[TASK STATEMENT]
Write every entry out again with no changes, and leave the images behind.

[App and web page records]
○ ○ ○ ○ ○

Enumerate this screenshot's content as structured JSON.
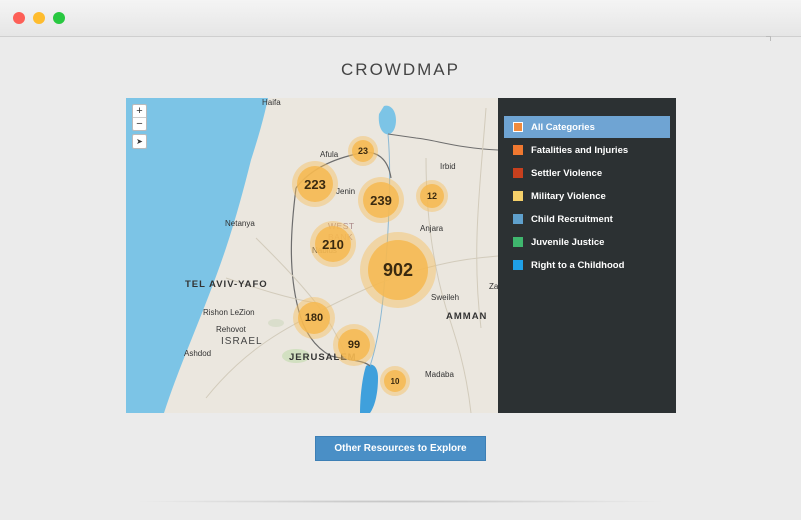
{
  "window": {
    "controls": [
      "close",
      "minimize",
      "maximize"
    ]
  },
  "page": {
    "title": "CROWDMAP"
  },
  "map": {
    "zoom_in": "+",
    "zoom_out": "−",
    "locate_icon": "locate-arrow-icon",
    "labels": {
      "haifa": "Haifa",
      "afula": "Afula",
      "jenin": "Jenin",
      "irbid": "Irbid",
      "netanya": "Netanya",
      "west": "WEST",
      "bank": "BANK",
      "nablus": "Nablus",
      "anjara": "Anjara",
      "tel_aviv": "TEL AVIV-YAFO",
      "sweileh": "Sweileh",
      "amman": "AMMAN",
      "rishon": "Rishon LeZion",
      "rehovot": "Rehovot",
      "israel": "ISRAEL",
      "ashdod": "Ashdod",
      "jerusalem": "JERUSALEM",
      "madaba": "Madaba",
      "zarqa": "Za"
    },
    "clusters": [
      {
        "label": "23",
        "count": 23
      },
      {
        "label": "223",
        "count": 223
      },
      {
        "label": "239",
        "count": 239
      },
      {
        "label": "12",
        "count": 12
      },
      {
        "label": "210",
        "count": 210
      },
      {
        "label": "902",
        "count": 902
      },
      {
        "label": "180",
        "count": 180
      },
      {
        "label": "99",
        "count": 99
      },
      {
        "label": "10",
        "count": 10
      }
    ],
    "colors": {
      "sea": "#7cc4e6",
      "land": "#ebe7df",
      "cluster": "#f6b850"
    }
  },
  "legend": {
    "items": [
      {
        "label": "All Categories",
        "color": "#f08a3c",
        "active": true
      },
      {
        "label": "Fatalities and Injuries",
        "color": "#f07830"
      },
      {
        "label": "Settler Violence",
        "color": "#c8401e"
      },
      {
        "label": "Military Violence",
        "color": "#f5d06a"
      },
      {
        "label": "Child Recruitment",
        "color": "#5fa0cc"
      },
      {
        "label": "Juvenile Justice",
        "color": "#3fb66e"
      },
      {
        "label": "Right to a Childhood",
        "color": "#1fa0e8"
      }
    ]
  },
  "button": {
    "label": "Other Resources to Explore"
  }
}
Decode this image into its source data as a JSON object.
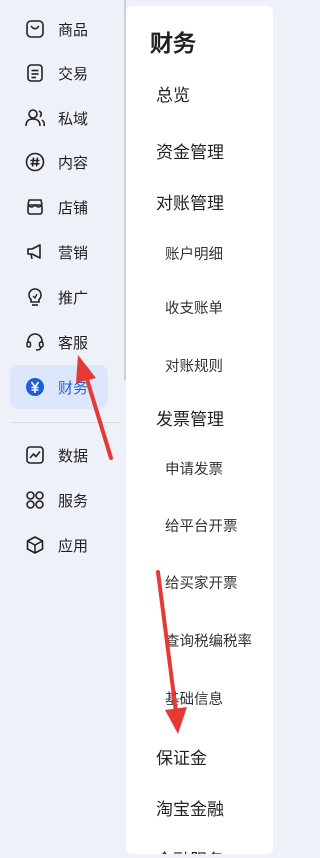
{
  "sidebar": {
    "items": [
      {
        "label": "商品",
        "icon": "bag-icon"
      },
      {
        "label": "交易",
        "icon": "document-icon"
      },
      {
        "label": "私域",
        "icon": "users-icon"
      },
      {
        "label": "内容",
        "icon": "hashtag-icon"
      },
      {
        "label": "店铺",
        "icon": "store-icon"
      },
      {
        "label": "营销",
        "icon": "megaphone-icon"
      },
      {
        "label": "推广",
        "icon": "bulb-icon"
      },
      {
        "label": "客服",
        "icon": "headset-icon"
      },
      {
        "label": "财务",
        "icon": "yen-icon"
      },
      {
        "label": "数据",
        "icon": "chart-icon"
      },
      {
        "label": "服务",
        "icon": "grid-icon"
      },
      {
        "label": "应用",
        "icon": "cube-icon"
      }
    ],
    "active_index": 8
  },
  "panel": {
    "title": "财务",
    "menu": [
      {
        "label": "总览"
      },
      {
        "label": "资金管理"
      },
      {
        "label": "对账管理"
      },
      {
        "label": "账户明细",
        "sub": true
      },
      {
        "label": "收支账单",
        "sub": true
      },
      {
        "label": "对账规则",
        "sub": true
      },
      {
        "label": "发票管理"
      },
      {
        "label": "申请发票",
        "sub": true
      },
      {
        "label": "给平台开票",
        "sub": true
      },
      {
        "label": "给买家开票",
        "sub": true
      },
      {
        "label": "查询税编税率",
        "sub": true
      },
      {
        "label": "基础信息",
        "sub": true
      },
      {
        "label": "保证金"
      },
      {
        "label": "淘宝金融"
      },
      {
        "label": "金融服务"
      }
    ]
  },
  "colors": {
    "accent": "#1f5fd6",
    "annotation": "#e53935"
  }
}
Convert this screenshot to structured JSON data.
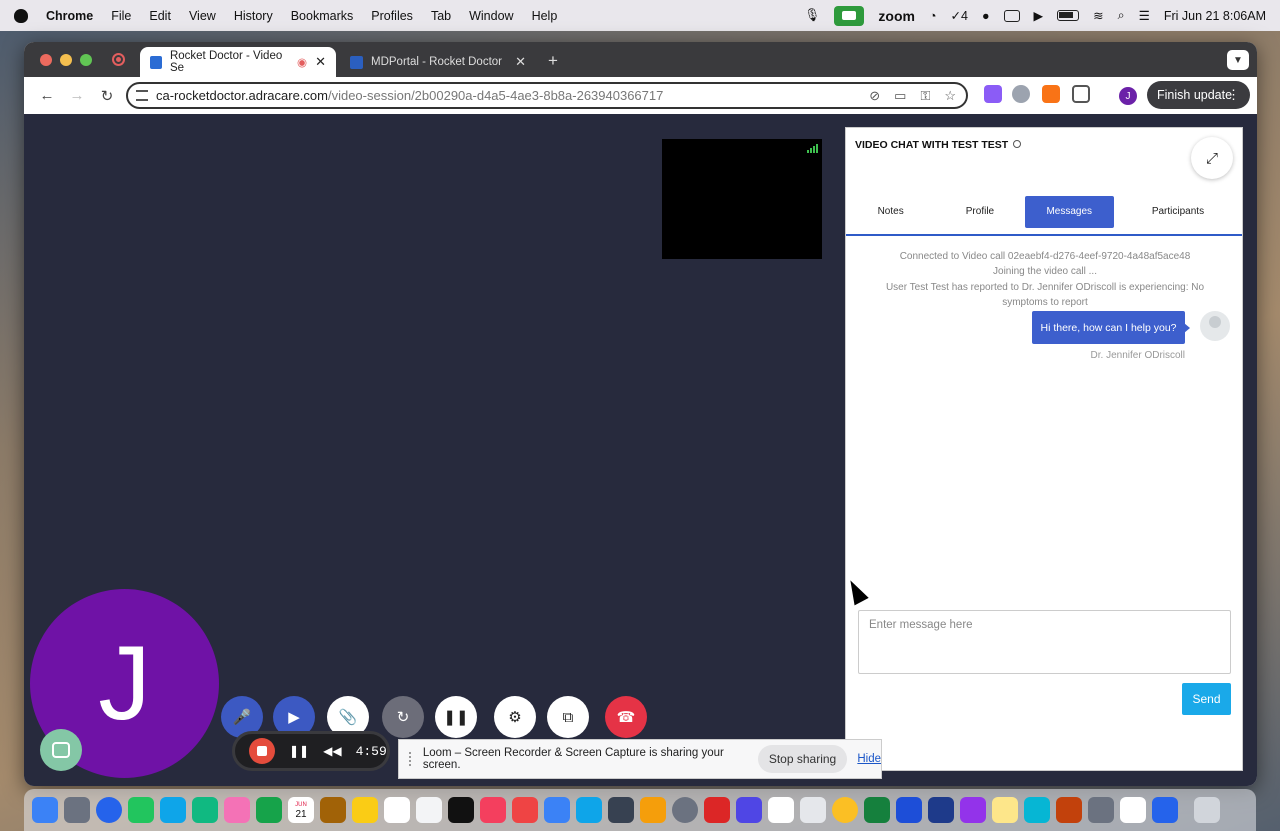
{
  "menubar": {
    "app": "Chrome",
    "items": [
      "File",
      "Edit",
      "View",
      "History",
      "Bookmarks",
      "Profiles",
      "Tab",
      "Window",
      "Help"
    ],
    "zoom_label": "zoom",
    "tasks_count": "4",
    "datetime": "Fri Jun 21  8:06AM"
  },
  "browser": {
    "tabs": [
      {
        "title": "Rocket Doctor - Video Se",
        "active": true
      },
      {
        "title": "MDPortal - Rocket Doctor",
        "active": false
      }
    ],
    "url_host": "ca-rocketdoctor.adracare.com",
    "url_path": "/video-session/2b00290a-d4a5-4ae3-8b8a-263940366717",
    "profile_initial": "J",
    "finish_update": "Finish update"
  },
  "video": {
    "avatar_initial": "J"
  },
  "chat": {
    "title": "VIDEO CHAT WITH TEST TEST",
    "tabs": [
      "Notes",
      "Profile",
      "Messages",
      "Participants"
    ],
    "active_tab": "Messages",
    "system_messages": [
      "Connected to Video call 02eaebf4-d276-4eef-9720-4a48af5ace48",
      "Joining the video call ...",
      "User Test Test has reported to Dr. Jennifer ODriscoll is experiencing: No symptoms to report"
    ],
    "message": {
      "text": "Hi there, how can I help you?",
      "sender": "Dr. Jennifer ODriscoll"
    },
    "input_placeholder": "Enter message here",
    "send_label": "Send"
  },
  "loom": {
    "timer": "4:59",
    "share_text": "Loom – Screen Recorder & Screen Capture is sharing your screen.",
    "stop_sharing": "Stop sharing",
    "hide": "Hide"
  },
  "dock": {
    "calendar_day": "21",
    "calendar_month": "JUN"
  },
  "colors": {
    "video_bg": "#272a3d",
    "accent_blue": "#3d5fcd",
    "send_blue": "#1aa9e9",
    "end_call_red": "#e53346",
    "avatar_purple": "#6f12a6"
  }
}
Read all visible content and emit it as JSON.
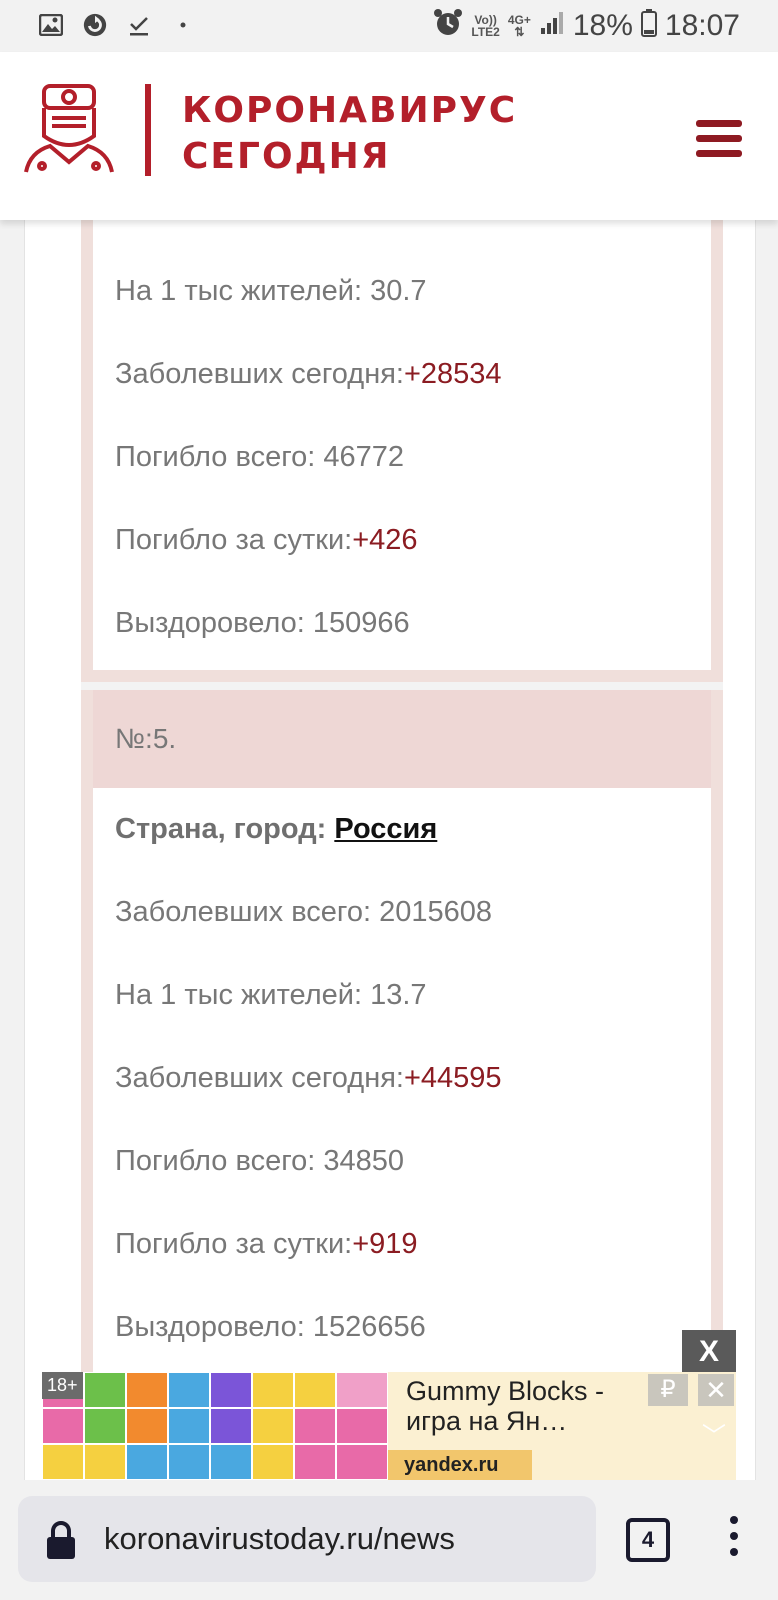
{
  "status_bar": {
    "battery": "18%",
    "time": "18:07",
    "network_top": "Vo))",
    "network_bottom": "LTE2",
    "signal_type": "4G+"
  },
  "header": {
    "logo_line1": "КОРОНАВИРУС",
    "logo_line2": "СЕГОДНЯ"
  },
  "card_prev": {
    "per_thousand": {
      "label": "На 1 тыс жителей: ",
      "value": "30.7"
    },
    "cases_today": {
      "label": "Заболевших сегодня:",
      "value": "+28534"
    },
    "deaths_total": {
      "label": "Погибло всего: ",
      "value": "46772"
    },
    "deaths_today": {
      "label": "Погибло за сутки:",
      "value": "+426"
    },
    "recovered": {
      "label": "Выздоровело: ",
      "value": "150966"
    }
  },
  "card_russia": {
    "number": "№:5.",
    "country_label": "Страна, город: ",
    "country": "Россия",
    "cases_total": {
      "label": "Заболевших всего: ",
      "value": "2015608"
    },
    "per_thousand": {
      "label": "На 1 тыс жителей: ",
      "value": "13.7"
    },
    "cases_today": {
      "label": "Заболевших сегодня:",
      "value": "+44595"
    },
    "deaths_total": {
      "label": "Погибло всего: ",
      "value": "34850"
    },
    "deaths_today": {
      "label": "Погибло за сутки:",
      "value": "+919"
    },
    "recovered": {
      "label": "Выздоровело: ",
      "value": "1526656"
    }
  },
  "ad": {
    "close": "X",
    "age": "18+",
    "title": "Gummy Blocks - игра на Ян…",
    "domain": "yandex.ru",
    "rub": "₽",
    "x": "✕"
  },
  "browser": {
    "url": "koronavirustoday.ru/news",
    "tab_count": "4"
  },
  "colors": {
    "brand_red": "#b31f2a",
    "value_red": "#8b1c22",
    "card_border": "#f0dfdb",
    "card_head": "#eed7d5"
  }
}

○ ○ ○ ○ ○

[EXPECTED ANSWER]
Enumerate this screenshot's content as structured JSON.
{
  "window": {
    "controls": [
      "close",
      "minimize",
      "maximize"
    ]
  },
  "page": {
    "title": "CROWDMAP"
  },
  "map": {
    "zoom_in": "+",
    "zoom_out": "−",
    "locate_icon": "locate-arrow-icon",
    "labels": {
      "haifa": "Haifa",
      "afula": "Afula",
      "jenin": "Jenin",
      "irbid": "Irbid",
      "netanya": "Netanya",
      "west": "WEST",
      "bank": "BANK",
      "nablus": "Nablus",
      "anjara": "Anjara",
      "tel_aviv": "TEL AVIV-YAFO",
      "sweileh": "Sweileh",
      "amman": "AMMAN",
      "rishon": "Rishon LeZion",
      "rehovot": "Rehovot",
      "israel": "ISRAEL",
      "ashdod": "Ashdod",
      "jerusalem": "JERUSALEM",
      "madaba": "Madaba",
      "zarqa": "Za"
    },
    "clusters": [
      {
        "label": "23",
        "count": 23
      },
      {
        "label": "223",
        "count": 223
      },
      {
        "label": "239",
        "count": 239
      },
      {
        "label": "12",
        "count": 12
      },
      {
        "label": "210",
        "count": 210
      },
      {
        "label": "902",
        "count": 902
      },
      {
        "label": "180",
        "count": 180
      },
      {
        "label": "99",
        "count": 99
      },
      {
        "label": "10",
        "count": 10
      }
    ],
    "colors": {
      "sea": "#7cc4e6",
      "land": "#ebe7df",
      "cluster": "#f6b850"
    }
  },
  "legend": {
    "items": [
      {
        "label": "All Categories",
        "color": "#f08a3c",
        "active": true
      },
      {
        "label": "Fatalities and Injuries",
        "color": "#f07830"
      },
      {
        "label": "Settler Violence",
        "color": "#c8401e"
      },
      {
        "label": "Military Violence",
        "color": "#f5d06a"
      },
      {
        "label": "Child Recruitment",
        "color": "#5fa0cc"
      },
      {
        "label": "Juvenile Justice",
        "color": "#3fb66e"
      },
      {
        "label": "Right to a Childhood",
        "color": "#1fa0e8"
      }
    ]
  },
  "button": {
    "label": "Other Resources to Explore"
  }
}
Decode this image into its source data as a JSON object.
{
  "sidebar": {
    "items": [
      {
        "label": "商品",
        "icon": "bag-icon"
      },
      {
        "label": "交易",
        "icon": "document-icon"
      },
      {
        "label": "私域",
        "icon": "users-icon"
      },
      {
        "label": "内容",
        "icon": "hashtag-icon"
      },
      {
        "label": "店铺",
        "icon": "store-icon"
      },
      {
        "label": "营销",
        "icon": "megaphone-icon"
      },
      {
        "label": "推广",
        "icon": "bulb-icon"
      },
      {
        "label": "客服",
        "icon": "headset-icon"
      },
      {
        "label": "财务",
        "icon": "yen-icon"
      },
      {
        "label": "数据",
        "icon": "chart-icon"
      },
      {
        "label": "服务",
        "icon": "grid-icon"
      },
      {
        "label": "应用",
        "icon": "cube-icon"
      }
    ],
    "active_index": 8
  },
  "panel": {
    "title": "财务",
    "menu": [
      {
        "label": "总览"
      },
      {
        "label": "资金管理"
      },
      {
        "label": "对账管理"
      },
      {
        "label": "账户明细",
        "sub": true
      },
      {
        "label": "收支账单",
        "sub": true
      },
      {
        "label": "对账规则",
        "sub": true
      },
      {
        "label": "发票管理"
      },
      {
        "label": "申请发票",
        "sub": true
      },
      {
        "label": "给平台开票",
        "sub": true
      },
      {
        "label": "给买家开票",
        "sub": true
      },
      {
        "label": "查询税编税率",
        "sub": true
      },
      {
        "label": "基础信息",
        "sub": true
      },
      {
        "label": "保证金"
      },
      {
        "label": "淘宝金融"
      },
      {
        "label": "金融服务"
      }
    ]
  },
  "colors": {
    "accent": "#1f5fd6",
    "annotation": "#e53935"
  }
}
Convert this screenshot to structured JSON data.
{
  "menubar": {
    "app": "Chrome",
    "items": [
      "File",
      "Edit",
      "View",
      "History",
      "Bookmarks",
      "Profiles",
      "Tab",
      "Window",
      "Help"
    ],
    "zoom_label": "zoom",
    "tasks_count": "4",
    "datetime": "Fri Jun 21  8:06AM"
  },
  "browser": {
    "tabs": [
      {
        "title": "Rocket Doctor - Video Se",
        "active": true
      },
      {
        "title": "MDPortal - Rocket Doctor",
        "active": false
      }
    ],
    "url_host": "ca-rocketdoctor.adracare.com",
    "url_path": "/video-session/2b00290a-d4a5-4ae3-8b8a-263940366717",
    "profile_initial": "J",
    "finish_update": "Finish update"
  },
  "video": {
    "avatar_initial": "J"
  },
  "chat": {
    "title": "VIDEO CHAT WITH TEST TEST",
    "tabs": [
      "Notes",
      "Profile",
      "Messages",
      "Participants"
    ],
    "active_tab": "Messages",
    "system_messages": [
      "Connected to Video call 02eaebf4-d276-4eef-9720-4a48af5ace48",
      "Joining the video call ...",
      "User Test Test has reported to Dr. Jennifer ODriscoll is experiencing: No symptoms to report"
    ],
    "message": {
      "text": "Hi there, how can I help you?",
      "sender": "Dr. Jennifer ODriscoll"
    },
    "input_placeholder": "Enter message here",
    "send_label": "Send"
  },
  "loom": {
    "timer": "4:59",
    "share_text": "Loom – Screen Recorder & Screen Capture is sharing your screen.",
    "stop_sharing": "Stop sharing",
    "hide": "Hide"
  },
  "dock": {
    "calendar_day": "21",
    "calendar_month": "JUN"
  },
  "colors": {
    "video_bg": "#272a3d",
    "accent_blue": "#3d5fcd",
    "send_blue": "#1aa9e9",
    "end_call_red": "#e53346",
    "avatar_purple": "#6f12a6"
  }
}
Read all visible content and emit it as JSON.
{
  "status_bar": {
    "battery": "18%",
    "time": "18:07",
    "network_top": "Vo))",
    "network_bottom": "LTE2",
    "signal_type": "4G+"
  },
  "header": {
    "logo_line1": "КОРОНАВИРУС",
    "logo_line2": "СЕГОДНЯ"
  },
  "card_prev": {
    "per_thousand": {
      "label": "На 1 тыс жителей: ",
      "value": "30.7"
    },
    "cases_today": {
      "label": "Заболевших сегодня:",
      "value": "+28534"
    },
    "deaths_total": {
      "label": "Погибло всего: ",
      "value": "46772"
    },
    "deaths_today": {
      "label": "Погибло за сутки:",
      "value": "+426"
    },
    "recovered": {
      "label": "Выздоровело: ",
      "value": "150966"
    }
  },
  "card_russia": {
    "number": "№:5.",
    "country_label": "Страна, город: ",
    "country": "Россия",
    "cases_total": {
      "label": "Заболевших всего: ",
      "value": "2015608"
    },
    "per_thousand": {
      "label": "На 1 тыс жителей: ",
      "value": "13.7"
    },
    "cases_today": {
      "label": "Заболевших сегодня:",
      "value": "+44595"
    },
    "deaths_total": {
      "label": "Погибло всего: ",
      "value": "34850"
    },
    "deaths_today": {
      "label": "Погибло за сутки:",
      "value": "+919"
    },
    "recovered": {
      "label": "Выздоровело: ",
      "value": "1526656"
    }
  },
  "ad": {
    "close": "X",
    "age": "18+",
    "title": "Gummy Blocks - игра на Ян…",
    "domain": "yandex.ru",
    "rub": "₽",
    "x": "✕"
  },
  "browser": {
    "url": "koronavirustoday.ru/news",
    "tab_count": "4"
  },
  "colors": {
    "brand_red": "#b31f2a",
    "value_red": "#8b1c22",
    "card_border": "#f0dfdb",
    "card_head": "#eed7d5"
  }
}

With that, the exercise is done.